New UH Vessel Can Reach Depths of 3+ Miles
The University of Hawai`i has a new set of eyes and arms to explore the depths of the ocean.
The university’s School of Ocean and Earth Science and Technology held a ceremony Thursday to name the Lu`ukai, Hawaiian for “sea diver.”
The 3,000-pound, remotely operated vessel (ROV) is equipped with manipulator arms, lights, high-definition still and video cameras and sonar which allow it to collect specimens and perform a variety of underwater tasks.
The Lu`ukai will complement two other deep-diving submersibles, the Pisces IV and Pisces V, which are capable of carrying three researchers to depths of 6,000 feet.
Pisces’ missions have included study of Loihi, the undersea volcano growing off the southeast coast of the Big Island.
During training cruises several miles off Oahu in 2002, the crews of the two submersibles discovered a Japanese mini-submarine that had been sunk by a US destroyer two hours before the 1941 aerial attack on Pearl Harbor.
The Lu`ukai can dive more than three miles deep — three times the range of the manned Pisces submersibles — which makes it capable of reaching the distant seafloor around the Hawaiian Islands.
The new ROV has already been on several tests from shore, and will be taken by the SOEST research vessel Kilo Moana on its first scientific mission in early December.

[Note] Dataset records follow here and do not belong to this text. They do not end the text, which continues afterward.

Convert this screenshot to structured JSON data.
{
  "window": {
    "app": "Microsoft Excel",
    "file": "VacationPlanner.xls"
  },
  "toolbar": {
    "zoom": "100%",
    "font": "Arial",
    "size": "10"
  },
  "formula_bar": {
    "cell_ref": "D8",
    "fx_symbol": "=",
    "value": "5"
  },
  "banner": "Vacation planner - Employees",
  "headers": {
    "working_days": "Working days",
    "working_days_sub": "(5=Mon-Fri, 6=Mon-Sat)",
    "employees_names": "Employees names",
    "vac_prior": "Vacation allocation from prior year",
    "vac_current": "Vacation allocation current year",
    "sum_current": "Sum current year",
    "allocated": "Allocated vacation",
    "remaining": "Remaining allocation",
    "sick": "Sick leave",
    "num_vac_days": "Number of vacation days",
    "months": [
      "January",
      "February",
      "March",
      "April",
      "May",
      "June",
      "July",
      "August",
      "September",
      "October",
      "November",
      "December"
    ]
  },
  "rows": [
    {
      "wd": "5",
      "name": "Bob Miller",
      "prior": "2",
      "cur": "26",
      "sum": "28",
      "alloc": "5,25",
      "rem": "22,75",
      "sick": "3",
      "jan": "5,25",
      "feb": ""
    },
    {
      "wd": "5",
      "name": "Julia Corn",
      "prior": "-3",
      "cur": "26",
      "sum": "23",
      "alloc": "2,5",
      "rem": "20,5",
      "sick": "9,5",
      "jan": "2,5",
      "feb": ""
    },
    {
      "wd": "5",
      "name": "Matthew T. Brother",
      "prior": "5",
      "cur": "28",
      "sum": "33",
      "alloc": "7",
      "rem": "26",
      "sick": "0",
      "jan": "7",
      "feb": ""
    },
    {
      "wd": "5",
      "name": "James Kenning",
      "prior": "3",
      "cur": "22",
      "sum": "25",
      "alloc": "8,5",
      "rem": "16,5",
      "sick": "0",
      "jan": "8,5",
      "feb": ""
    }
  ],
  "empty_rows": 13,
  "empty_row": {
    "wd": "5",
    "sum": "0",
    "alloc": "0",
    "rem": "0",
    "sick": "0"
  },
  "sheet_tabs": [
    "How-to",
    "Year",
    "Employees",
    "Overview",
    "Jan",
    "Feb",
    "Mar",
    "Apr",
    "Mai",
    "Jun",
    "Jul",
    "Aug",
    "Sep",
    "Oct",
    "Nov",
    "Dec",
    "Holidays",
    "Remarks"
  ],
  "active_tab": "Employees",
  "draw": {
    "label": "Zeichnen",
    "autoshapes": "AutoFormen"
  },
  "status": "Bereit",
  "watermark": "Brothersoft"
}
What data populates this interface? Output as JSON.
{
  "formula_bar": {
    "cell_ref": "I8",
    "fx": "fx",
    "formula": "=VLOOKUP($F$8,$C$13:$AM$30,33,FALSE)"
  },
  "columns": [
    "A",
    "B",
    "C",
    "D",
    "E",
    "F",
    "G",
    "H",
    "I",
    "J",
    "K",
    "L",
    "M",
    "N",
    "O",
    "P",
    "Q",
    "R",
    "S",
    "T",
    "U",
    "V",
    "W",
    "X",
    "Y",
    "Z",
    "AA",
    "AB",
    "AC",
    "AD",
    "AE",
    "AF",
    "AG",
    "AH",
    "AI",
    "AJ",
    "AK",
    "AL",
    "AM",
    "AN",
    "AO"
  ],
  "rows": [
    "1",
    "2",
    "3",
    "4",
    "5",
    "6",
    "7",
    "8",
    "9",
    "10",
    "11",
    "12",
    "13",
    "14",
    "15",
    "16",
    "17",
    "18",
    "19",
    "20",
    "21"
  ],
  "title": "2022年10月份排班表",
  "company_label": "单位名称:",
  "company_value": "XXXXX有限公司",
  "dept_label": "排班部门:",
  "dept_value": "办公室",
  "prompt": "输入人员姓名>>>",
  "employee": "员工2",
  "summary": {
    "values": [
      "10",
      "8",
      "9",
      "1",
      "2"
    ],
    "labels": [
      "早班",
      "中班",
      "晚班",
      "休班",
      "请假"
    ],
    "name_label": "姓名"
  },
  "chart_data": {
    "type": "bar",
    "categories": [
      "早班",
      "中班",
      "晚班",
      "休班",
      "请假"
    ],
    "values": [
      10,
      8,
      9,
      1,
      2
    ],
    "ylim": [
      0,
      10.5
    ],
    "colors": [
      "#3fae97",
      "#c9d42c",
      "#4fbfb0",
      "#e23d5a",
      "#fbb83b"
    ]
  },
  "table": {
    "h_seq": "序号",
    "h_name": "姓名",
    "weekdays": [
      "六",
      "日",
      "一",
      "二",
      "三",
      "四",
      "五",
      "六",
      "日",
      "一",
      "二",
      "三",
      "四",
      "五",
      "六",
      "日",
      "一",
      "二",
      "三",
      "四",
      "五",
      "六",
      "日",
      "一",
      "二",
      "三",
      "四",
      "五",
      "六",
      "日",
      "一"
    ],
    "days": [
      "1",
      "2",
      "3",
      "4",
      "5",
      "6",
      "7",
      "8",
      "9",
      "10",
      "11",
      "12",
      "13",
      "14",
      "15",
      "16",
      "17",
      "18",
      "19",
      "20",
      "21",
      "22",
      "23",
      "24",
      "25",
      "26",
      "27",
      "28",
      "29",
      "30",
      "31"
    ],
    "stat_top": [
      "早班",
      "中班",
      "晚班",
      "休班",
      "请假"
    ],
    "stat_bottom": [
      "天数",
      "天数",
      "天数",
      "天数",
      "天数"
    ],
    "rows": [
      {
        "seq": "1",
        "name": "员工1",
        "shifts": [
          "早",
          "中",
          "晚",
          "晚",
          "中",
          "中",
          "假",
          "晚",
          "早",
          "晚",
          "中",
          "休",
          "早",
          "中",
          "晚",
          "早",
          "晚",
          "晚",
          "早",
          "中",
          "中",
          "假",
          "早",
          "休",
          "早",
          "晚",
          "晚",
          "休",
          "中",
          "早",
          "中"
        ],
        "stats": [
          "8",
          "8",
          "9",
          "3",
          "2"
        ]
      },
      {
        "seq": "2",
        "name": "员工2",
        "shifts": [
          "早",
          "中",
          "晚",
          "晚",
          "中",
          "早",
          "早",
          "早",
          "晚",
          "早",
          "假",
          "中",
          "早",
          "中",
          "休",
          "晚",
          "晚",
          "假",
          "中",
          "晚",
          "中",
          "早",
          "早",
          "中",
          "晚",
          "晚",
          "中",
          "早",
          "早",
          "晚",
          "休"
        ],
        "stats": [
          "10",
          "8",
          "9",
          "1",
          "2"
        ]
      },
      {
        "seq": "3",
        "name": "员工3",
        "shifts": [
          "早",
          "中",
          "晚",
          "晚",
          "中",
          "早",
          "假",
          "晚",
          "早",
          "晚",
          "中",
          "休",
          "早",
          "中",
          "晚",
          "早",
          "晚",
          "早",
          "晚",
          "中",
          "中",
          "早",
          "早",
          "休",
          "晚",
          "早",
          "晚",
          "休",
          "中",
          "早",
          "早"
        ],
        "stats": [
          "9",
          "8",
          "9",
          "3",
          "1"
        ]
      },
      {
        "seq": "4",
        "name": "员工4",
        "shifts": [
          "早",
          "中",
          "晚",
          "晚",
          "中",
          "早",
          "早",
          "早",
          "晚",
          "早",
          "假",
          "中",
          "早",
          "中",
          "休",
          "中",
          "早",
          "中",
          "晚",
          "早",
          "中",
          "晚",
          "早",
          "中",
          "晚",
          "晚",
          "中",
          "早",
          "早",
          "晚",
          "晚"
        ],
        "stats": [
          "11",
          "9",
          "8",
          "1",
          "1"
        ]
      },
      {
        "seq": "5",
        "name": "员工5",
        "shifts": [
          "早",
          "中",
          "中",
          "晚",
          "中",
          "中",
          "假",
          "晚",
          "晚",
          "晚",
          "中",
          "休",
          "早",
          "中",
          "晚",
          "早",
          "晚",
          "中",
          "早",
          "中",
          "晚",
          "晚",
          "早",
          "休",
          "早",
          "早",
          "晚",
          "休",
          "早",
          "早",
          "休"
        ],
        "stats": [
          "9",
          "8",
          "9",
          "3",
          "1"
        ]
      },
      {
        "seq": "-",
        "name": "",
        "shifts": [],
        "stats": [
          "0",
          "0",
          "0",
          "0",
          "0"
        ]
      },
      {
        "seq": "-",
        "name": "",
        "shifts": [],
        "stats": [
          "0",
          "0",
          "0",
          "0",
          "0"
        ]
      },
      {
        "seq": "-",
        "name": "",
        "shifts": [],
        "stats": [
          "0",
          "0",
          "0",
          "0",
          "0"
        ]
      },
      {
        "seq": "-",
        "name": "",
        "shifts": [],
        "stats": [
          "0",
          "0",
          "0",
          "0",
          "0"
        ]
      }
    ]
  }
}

The vessel, which will be employed in research missions by SOEST’s Hawai`i Undersea Research Laboratory, was designed and built by Deep Ocean Exploration and Research Marine.